“I can’t remember a time when I’ve been more upbeat about life. As far as business is concerned, it is a means to an end now. When sometimes, as business people, we make it our whole lives and we don’t see anything beyond it, well, I think that is where I was.

“We do things ultimately because we want to achieve happiness, whether it is through business or material goods, or for our families. Ultimately, the only reason we do this is to be happy. What I started to realise was that I was always chasing happiness.”

So there was never enough time to enjoy the pleasure of his business success.

“You weren’t actually realising that happiness was there all the time. It was always a destination, never a journey. And with successful business people it is always a destination, there is always the next target, the next acquisition, and then you will be happy. But somehow it’s always elusive.” He says that looking back on his life, he said he thought he would be happy when he left school, and then when he left school, he thought he would be happy when he served his time as an apprentice, and then married with kids.
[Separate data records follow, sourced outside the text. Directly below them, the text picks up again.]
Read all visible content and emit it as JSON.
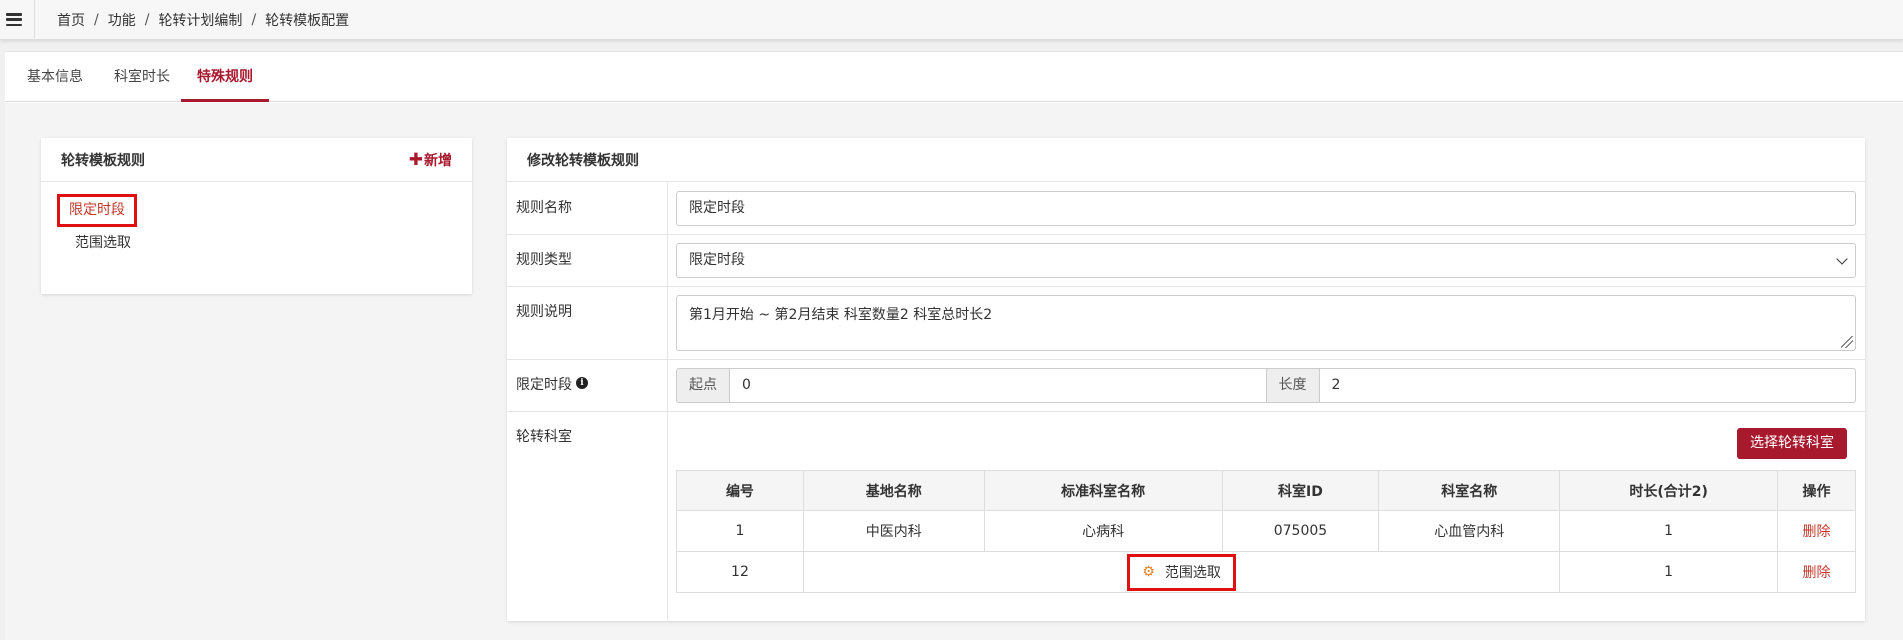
{
  "breadcrumb": [
    "首页",
    "功能",
    "轮转计划编制",
    "轮转模板配置"
  ],
  "breadcrumb_sep": "/",
  "tabs": [
    {
      "label": "基本信息",
      "active": false
    },
    {
      "label": "科室时长",
      "active": false
    },
    {
      "label": "特殊规则",
      "active": true
    }
  ],
  "left_card": {
    "title": "轮转模板规则",
    "add_label": "新增",
    "add_plus": "✚",
    "rules": [
      "限定时段",
      "范围选取"
    ]
  },
  "right_card": {
    "title": "修改轮转模板规则",
    "fields": {
      "name_label": "规则名称",
      "name_value": "限定时段",
      "type_label": "规则类型",
      "type_value": "限定时段",
      "desc_label": "规则说明",
      "desc_value": "第1月开始 ~ 第2月结束 科室数量2 科室总时长2",
      "period_label": "限定时段",
      "start_label": "起点",
      "start_value": "0",
      "length_label": "长度",
      "length_value": "2",
      "dept_label": "轮转科室"
    },
    "select_dept_label": "选择轮转科室",
    "table": {
      "headers": [
        "编号",
        "基地名称",
        "标准科室名称",
        "科室ID",
        "科室名称",
        "时长(合计2)",
        "操作"
      ],
      "rows": [
        {
          "no": "1",
          "base": "中医内科",
          "std_dept": "心病科",
          "dept_id": "075005",
          "dept_name": "心血管内科",
          "duration": "1",
          "action": "删除"
        },
        {
          "no": "12",
          "range_label": "范围选取",
          "duration": "1",
          "action": "删除"
        }
      ]
    }
  },
  "colors": {
    "accent": "#a8192e",
    "highlight_border": "#e01010",
    "gear": "#e67e22"
  },
  "icons": {
    "menu": "hamburger-menu-icon",
    "add": "plus-icon",
    "info": "info-circle-icon",
    "gear": "gears-icon",
    "select": "chevron-down-icon"
  }
}
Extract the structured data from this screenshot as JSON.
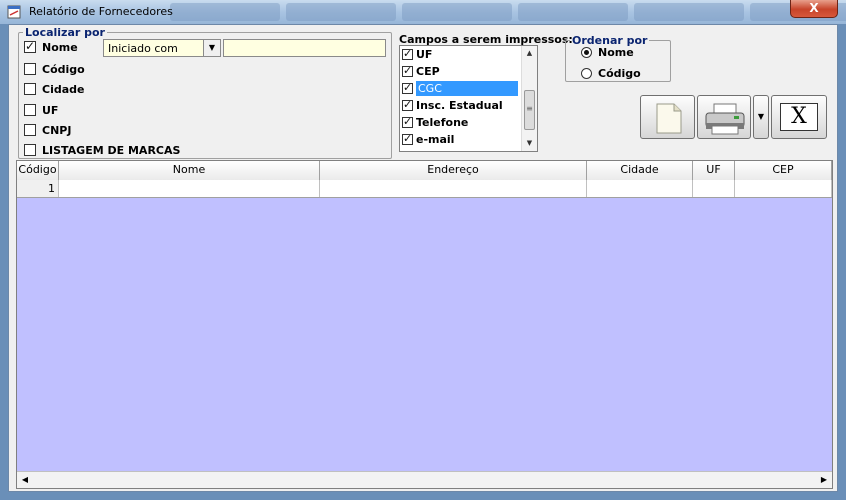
{
  "window": {
    "title": "Relatório de Fornecedores",
    "close_label": "X"
  },
  "localizar": {
    "legend": "Localizar por",
    "options": [
      {
        "label": "Nome",
        "checked": true
      },
      {
        "label": "Código",
        "checked": false
      },
      {
        "label": "Cidade",
        "checked": false
      },
      {
        "label": "UF",
        "checked": false
      },
      {
        "label": "CNPJ",
        "checked": false
      },
      {
        "label": "LISTAGEM DE MARCAS",
        "checked": false
      }
    ],
    "match_mode": "Iniciado com",
    "search_value": ""
  },
  "campos": {
    "label": "Campos a serem impressos:",
    "items": [
      {
        "label": "UF",
        "checked": true
      },
      {
        "label": "CEP",
        "checked": true
      },
      {
        "label": "CGC",
        "checked": true,
        "selected": true
      },
      {
        "label": "Insc. Estadual",
        "checked": true
      },
      {
        "label": "Telefone",
        "checked": true
      },
      {
        "label": "e-mail",
        "checked": true
      }
    ]
  },
  "ordenar": {
    "legend": "Ordenar por",
    "options": [
      {
        "label": "Nome",
        "selected": true
      },
      {
        "label": "Código",
        "selected": false
      }
    ]
  },
  "toolbar": {
    "new_icon": "document-icon",
    "print_icon": "printer-icon",
    "close_label": "X"
  },
  "grid": {
    "columns": [
      "Código",
      "Nome",
      "Endereço",
      "Cidade",
      "UF",
      "CEP"
    ],
    "rows": [
      [
        "1",
        "",
        "",
        "",
        "",
        ""
      ]
    ]
  },
  "colors": {
    "grid_background": "#c0c0ff",
    "selection": "#3399ff",
    "input_background": "#ffffe1"
  }
}
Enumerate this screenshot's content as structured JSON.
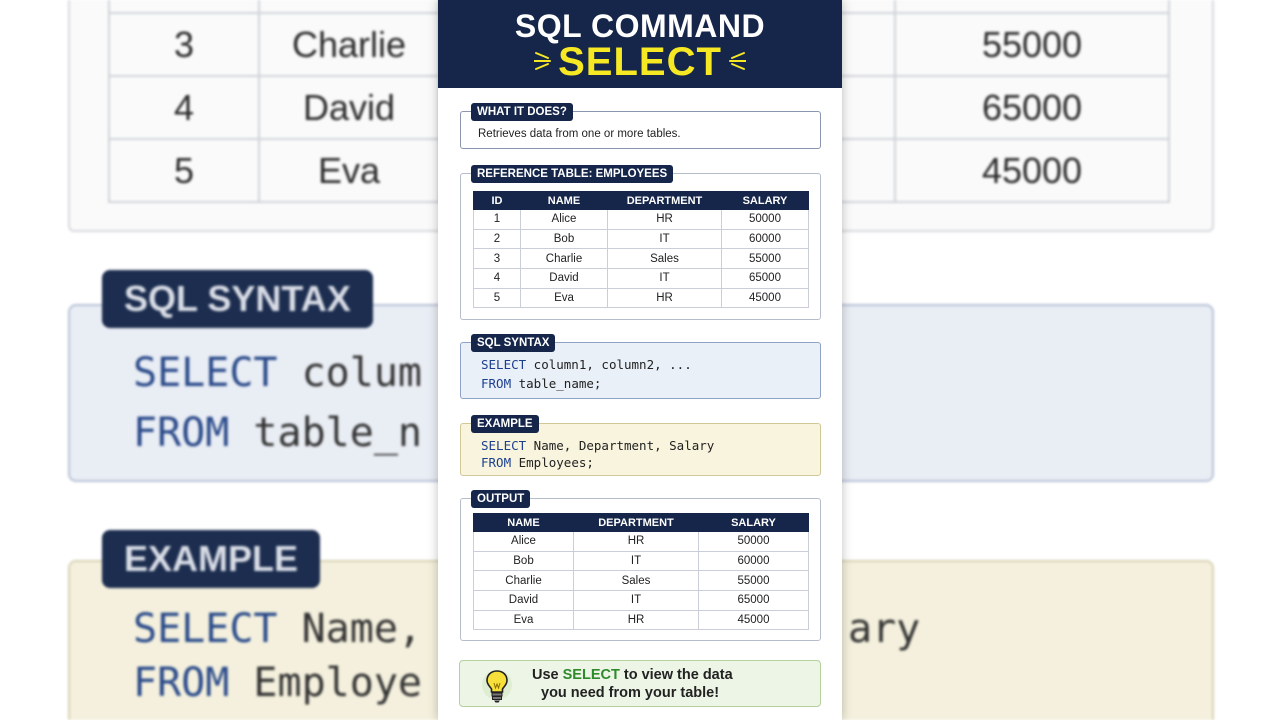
{
  "background": {
    "top_table_rows": [
      [
        "3",
        "Charlie",
        "55000"
      ],
      [
        "4",
        "David",
        "65000"
      ],
      [
        "5",
        "Eva",
        "45000"
      ]
    ],
    "syntax_tag": "SQL SYNTAX",
    "syntax_line1_kw": "SELECT",
    "syntax_line1_rest": " colum",
    "syntax_line2_kw": "FROM",
    "syntax_line2_rest": " table_n",
    "example_tag": "EXAMPLE",
    "example_line1_kw": "SELECT",
    "example_line1_rest": " Name,",
    "example_line1_tail": "ary",
    "example_line2_kw": "FROM",
    "example_line2_rest": " Employe"
  },
  "header": {
    "line1": "SQL COMMAND",
    "line2": "SELECT"
  },
  "what_it_does": {
    "tag": "WHAT IT DOES?",
    "text": "Retrieves data from one or more tables."
  },
  "reference_table": {
    "tag": "REFERENCE TABLE: EMPLOYEES",
    "columns": [
      "ID",
      "NAME",
      "DEPARTMENT",
      "SALARY"
    ],
    "rows": [
      [
        "1",
        "Alice",
        "HR",
        "50000"
      ],
      [
        "2",
        "Bob",
        "IT",
        "60000"
      ],
      [
        "3",
        "Charlie",
        "Sales",
        "55000"
      ],
      [
        "4",
        "David",
        "IT",
        "65000"
      ],
      [
        "5",
        "Eva",
        "HR",
        "45000"
      ]
    ]
  },
  "syntax": {
    "tag": "SQL SYNTAX",
    "line1_kw": "SELECT",
    "line1_rest": " column1, column2, ...",
    "line2_kw": "FROM",
    "line2_rest": " table_name;"
  },
  "example": {
    "tag": "EXAMPLE",
    "line1_kw": "SELECT",
    "line1_rest": " Name, Department, Salary",
    "line2_kw": "FROM",
    "line2_rest": " Employees;"
  },
  "output": {
    "tag": "OUTPUT",
    "columns": [
      "NAME",
      "DEPARTMENT",
      "SALARY"
    ],
    "rows": [
      [
        "Alice",
        "HR",
        "50000"
      ],
      [
        "Bob",
        "IT",
        "60000"
      ],
      [
        "Charlie",
        "Sales",
        "55000"
      ],
      [
        "David",
        "IT",
        "65000"
      ],
      [
        "Eva",
        "HR",
        "45000"
      ]
    ]
  },
  "tip": {
    "icon": "lightbulb-icon",
    "pre": "Use ",
    "highlight": "SELECT",
    "post": " to view the data",
    "line2": "you need from your table!"
  },
  "colors": {
    "navy": "#15264a",
    "yellow": "#f7e824",
    "keyword_blue": "#1d3f8f",
    "tip_green": "#2e8a2a"
  }
}
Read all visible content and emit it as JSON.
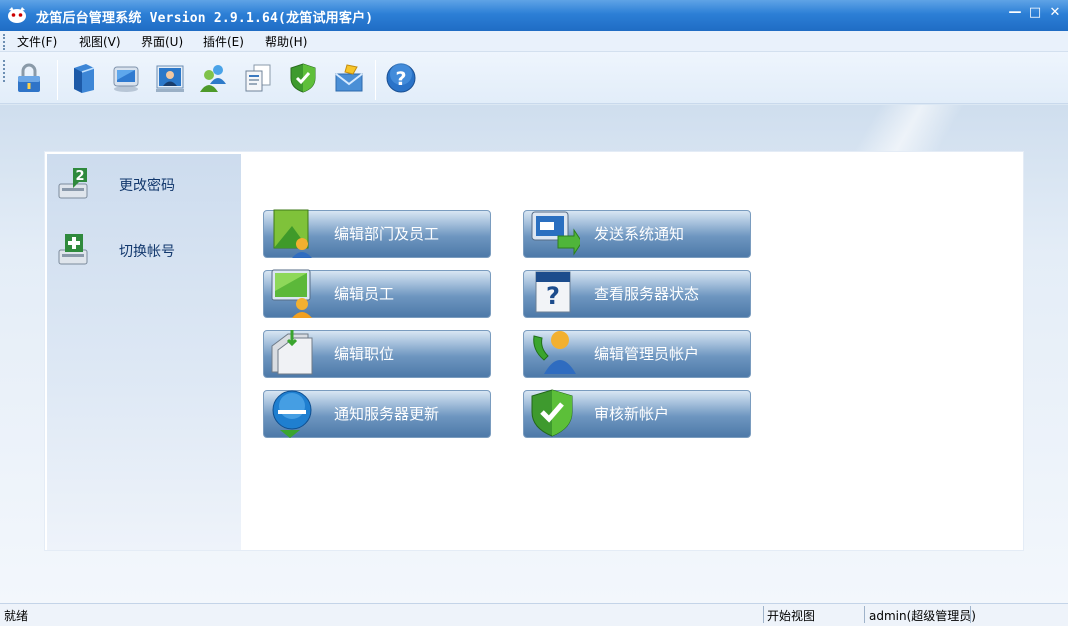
{
  "window": {
    "title": "龙笛后台管理系统 Version 2.9.1.64(龙笛试用客户)",
    "minimize_label": "—",
    "maximize_label": "□",
    "close_label": "✕"
  },
  "menu": {
    "items": [
      {
        "label": "文件(F)"
      },
      {
        "label": "视图(V)"
      },
      {
        "label": "界面(U)"
      },
      {
        "label": "插件(E)"
      },
      {
        "label": "帮助(H)"
      }
    ]
  },
  "toolbar": {
    "icons": [
      "lock-icon",
      "book-icon",
      "monitor-icon",
      "user-card-icon",
      "users-icon",
      "documents-icon",
      "shield-check-icon",
      "mail-icon",
      "help-icon"
    ]
  },
  "sidebar": {
    "items": [
      {
        "label": "更改密码",
        "icon": "change-password-icon"
      },
      {
        "label": "切换帐号",
        "icon": "switch-account-icon"
      }
    ]
  },
  "functions": {
    "buttons": [
      {
        "label": "编辑部门及员工",
        "icon": "department-icon"
      },
      {
        "label": "发送系统通知",
        "icon": "notify-icon"
      },
      {
        "label": "编辑员工",
        "icon": "employee-icon"
      },
      {
        "label": "查看服务器状态",
        "icon": "server-status-icon"
      },
      {
        "label": "编辑职位",
        "icon": "position-icon"
      },
      {
        "label": "编辑管理员帐户",
        "icon": "admin-icon"
      },
      {
        "label": "通知服务器更新",
        "icon": "update-icon"
      },
      {
        "label": "审核新帐户",
        "icon": "approve-icon"
      }
    ]
  },
  "status": {
    "ready": "就绪",
    "view": "开始视图",
    "user": "admin(超级管理员)"
  }
}
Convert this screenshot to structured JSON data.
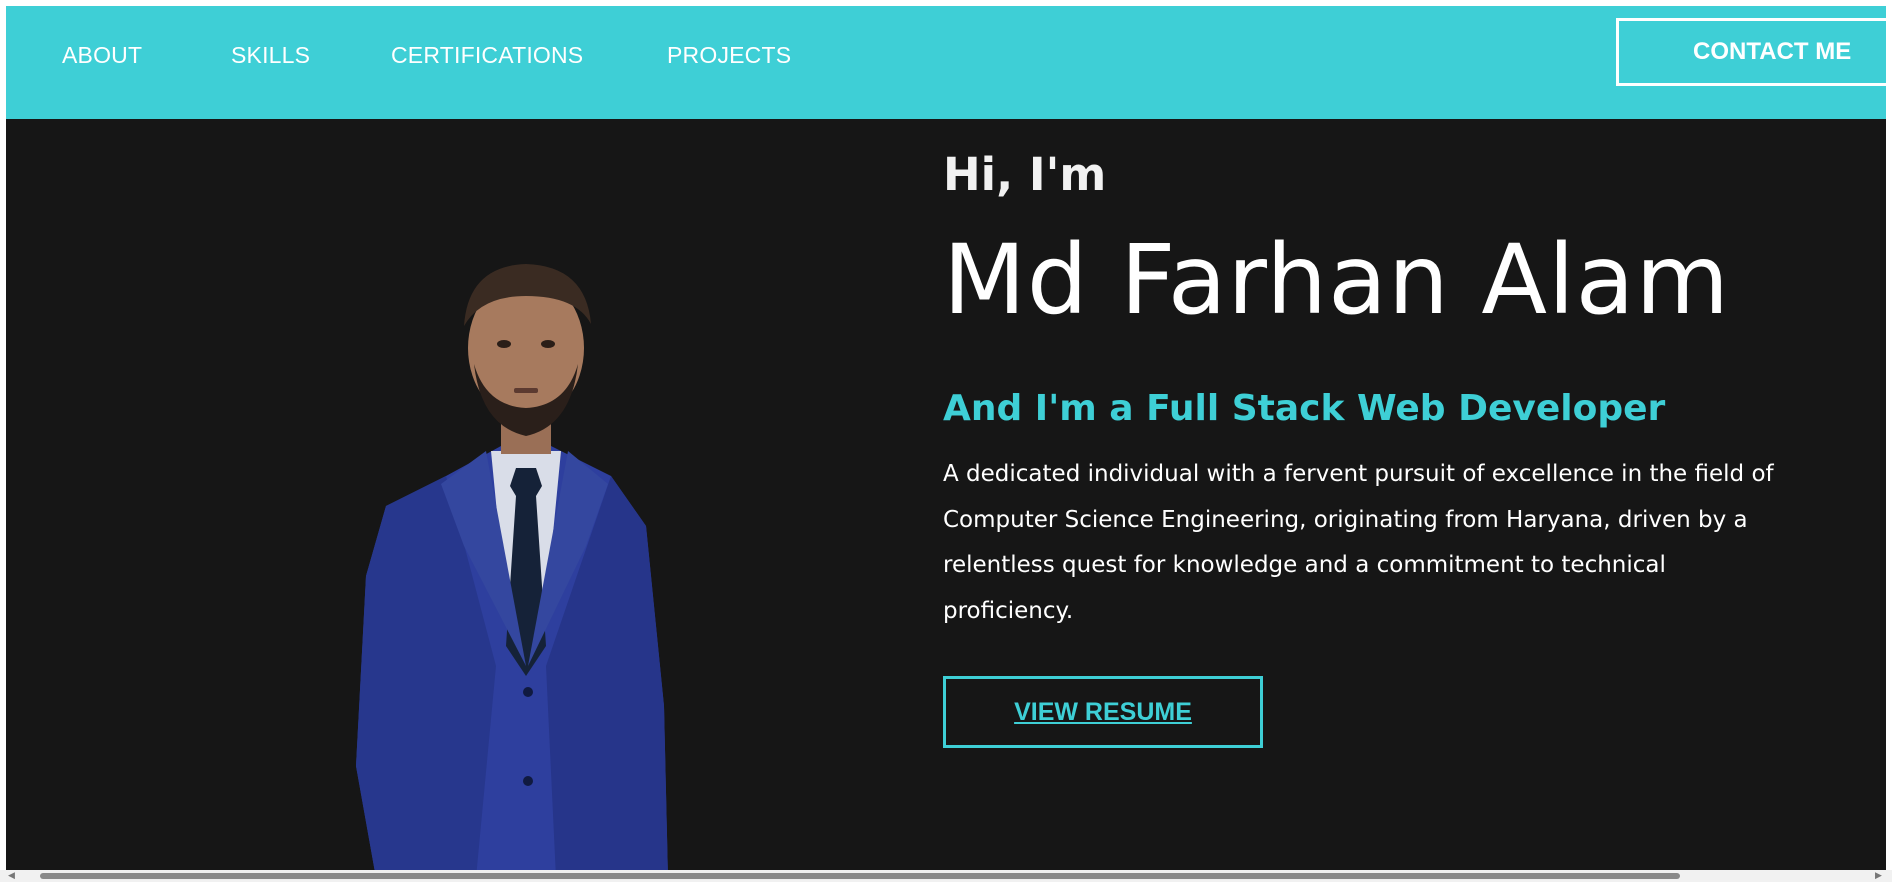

Then it’s a bigger house, and you want your children to do well.

“You achieve all these things and you are wishing your life away,” he says.

“Yet you still haven’t achieved happiness, and at some point in your life you realise this and there is anxiety, stress and pressure. It depletes your natural energy.” A deep conversation resulted in the question: what are you trying to achieve? His response: “I’m trying to achieve contentment”.

Then the questioner said: “But what exactly is contentment, do you know what it is?” He said at this point he couldn’t really explain what contentment meant to him, so he began a spiritual journey looking for some basic answers.

“Contentment was when you are happy to live and you are not dependent on any of your five senses,” he explains.

“It’s not taste, to hear, what you see, smell or touch, it’s beyond that. So none of these matter, if your happiness depends on any of the senses, then it is temporary and superficial. To be content, you have to ask is there is more beyond our physical needs. It has to come from yourself, internally.”

He asks rhetorically if he should really be stressing about Scottish independence or not? “Should I worry about things I can’t control? But it is very difficult to leave them alone.”

Charan Gill has recently been at Mount Abu in Rajasthan to spend some time at the Rajyoga meditation of Brahma Kumaris, founded by Prjapita Brahma, listening to Rajyogi Dadi Janki Ji, Chief of Brahma Kumaris.

The spiritual Brahma Kumaris movement has 8,500 centres in 130 countries. Suresh Oberoi, the famous Indian actor, asks “What is the meaning of happiness?” Sister BK Shivani answers: “If there is one thing that everyone is looking for now, we are looking for happiness.” The trip to India involves early-morning meditation and turning the day around by going to bed at 9pm.

No more late-night shindigs. It’s a return to how Charan Gill was brought up in the Punjab as a child, going to bed when the sun went down.

“We would wake up at 4.30am, that’s when the farmers and the animals are awake, and work begins before the heat of the day,” he says.

“When I looked at what I was doing after 9pm, I don’t do anything constructive.

“Happiness is a state of being, created while working towards the goal, not a feeling to be experienced after achieving the goal. If we believe that happiness is after achieving, then we create stress, anger and fear while achieving and thus do not experience happiness,” says BK Shivani.

Charan Gill agrees: “Before I take the responsibility of those around me, I need to take responsibility of my own thinking and feelings. When I am happy and take care of others, then they will be happy too.

“My spiritual search has always been a part of my life – but I think more recently I’ve taken a deeper interest in it. People don’t talk about people, they hold back.They’ll say, yeah the business is doing well – or may not so well. I think you’ve got to live your life among the people you love, your family and your friends.” It’s not often a business interview ends up looking for deeper meaning in the quest for life, but perhaps if a few more figures opened their souls, then Scotland might be a bit less strait-laced.

Perhaps Charan Gill’s journey will prompt others to travel a similar path?